    Trade wars – a catalyst for economic crisis

    that a simple accounting identity (no economics involved)

    (Imports – Exports) =

    (Investment – Savings) + (Government Spending – Taxes)

    identifies the trade deficit with the budget deficit. According to this, irrespective of how any economic effects of tariffs may affect trade or rearrange trade flows, as long as Trump increases the budget deficit by increased spending the trade deficit will increase. That seems to be what has, in fact, happened so far.

    Is this argument correct? I don’t see any flaw in it.

    • Galgus

      Wouldn’t that be saying that if we import more than we export, we can invest more than we’ve saved and that the government can spend more than it taxes?

      That makes some sense in essentially getting outside wealth, but inevitably imports are paid for with imports. Or also with currency devaluation, as is constantly happening. That inflation and/ or the need to pay for the imports in trade at some point would be an issue, but we’d only benefit if China decided to start giving us imports for free.

      Aside that, while the US may have a trade deficit with one country, it has a surplus with others.

      Just as we shouldn’t worry about a trade deficit with our local grocery store, the US shouldn’t worry about a trade deficit with any particular country.

      • Craig

        Wouldn’t that be saying that if we import more than we export, we can invest more than we’ve saved and that the government can spend more than it taxes?

        Yes, I think that is the point. Namely, that the amount by which imports exceed exports is the increase in the amount of dollars owned by foreigners that are either sitting in bank accounts (available for investment) or invested in treasuries (borrowed for government spending in excess of taxation).

        That makes some sense in essentially getting outside wealth, but inevitably imports are paid for with [sic]imports.

        [exports?]

        I think the point is that that is not inevitable, or at least it has not happened.

        … if China decided to start giving us imports for free.

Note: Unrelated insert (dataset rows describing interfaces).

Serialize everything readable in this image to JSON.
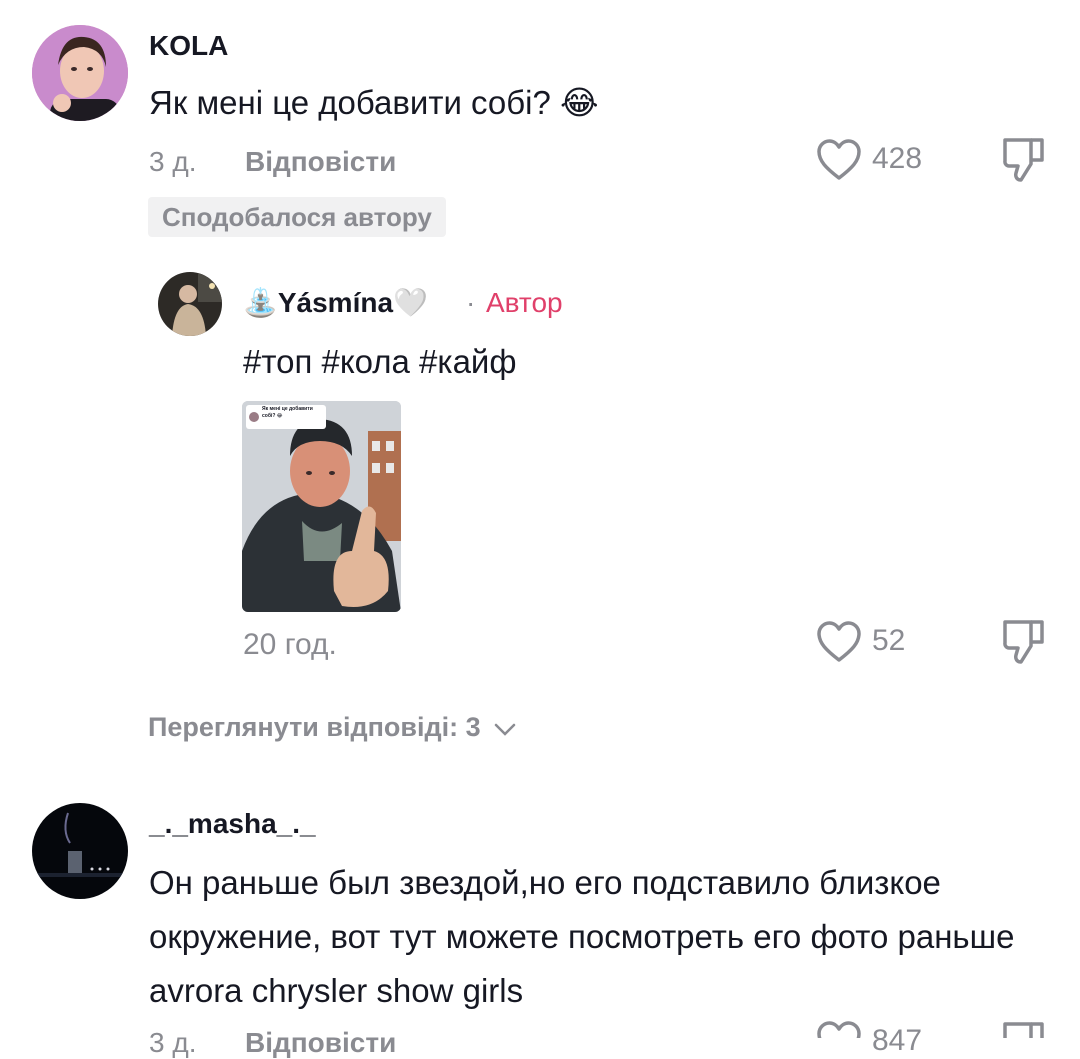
{
  "comments": [
    {
      "username": "KOLA",
      "text": "Як мені це добавити собі? 😂",
      "time": "3 д.",
      "reply_label": "Відповісти",
      "likes": "428",
      "badge": "Сподобалося автору",
      "icons": {
        "like": "heart-outline-icon",
        "dislike": "thumbs-down-icon"
      }
    },
    {
      "username": "_._masha_._",
      "text": "Он раньше был звездой,но его подставило близкое окружение, вот тут можете посмотреть его фото раньше avrora chrysler show girls",
      "time": "3 д.",
      "reply_label": "Відповісти",
      "likes": "847"
    }
  ],
  "reply": {
    "username": "⛲Yásmína🤍",
    "separator": "·",
    "author_label": "Автор",
    "text": "#топ #кола #кайф",
    "time": "20 год.",
    "likes": "52",
    "thumb_caption": "Як мені це добавити собі? 😂"
  },
  "view_replies": {
    "label": "Переглянути відповіді: 3",
    "icon": "chevron-down-icon"
  },
  "colors": {
    "text": "#161823",
    "muted": "#8a8b91",
    "author": "#e0406a",
    "badge_bg": "#f1f1f2"
  }
}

        Which is what foreign trade partners such as China have been doing to the extent that they accumulate dollar balances (as indicated by a balance of payments deficit). Right?

        • Galgus

          I meant exports, sorry.

          It seems like the worst case scenario would be the dollar losing its value to foreign governments and flooding back, exposing how much it has been devalued.

          But couldn’t spending increase without taxation rising via inflating the currency?

          It’s be harmful and, unlike free imports, there’s no real wealth backing it up, but it’s like a tax on every dollar holder.

          • Craig

            It seems like the worst case scenario would be the dollar losing its value to foreign governments and flooding back, exposing how much it has been devalued.

            I think “flooding back” is a deceptive metaphor. The dollars owned by China are not green pieces of paper stored in a warehouse in China. They are, mostly, in the form of treasury bills. That is, they remain digits on the books of the Fed. “Flooding back” would consist of those treasury bills being liquidated and the proceeds being used to buy real goods. Yes, that would expose the devaluation of the currency.

            But couldn’t spending increase without taxation rising via inflating the currency?

            Not literally. At present the treasury cannot print money and directly spend it. It has to first sell treasuries to someone to increase spending without taxation. However, if the Fed eventually buys those treasuries with newly printed money that amounts to the same thing.

            My original quandary was about whether or not the economic effects of tariffs really do not affect the trade deficit since it is entirely determined by the budget deficit (according to the accounting identity).

      • D. Maxson

        That’s ridiculous, Clintonomics and obamanomics has resulted in America becoming the biggest exporter of jobs, world wide, in history. Destroying whole communities and our tax base at the same time. If you bother to look at Americas economic history u will see that our greatest periods of prosperity, coincide with our periods of implementation of high tariffs. Look it up

  • davegrille

    Tariffs usually work poorly.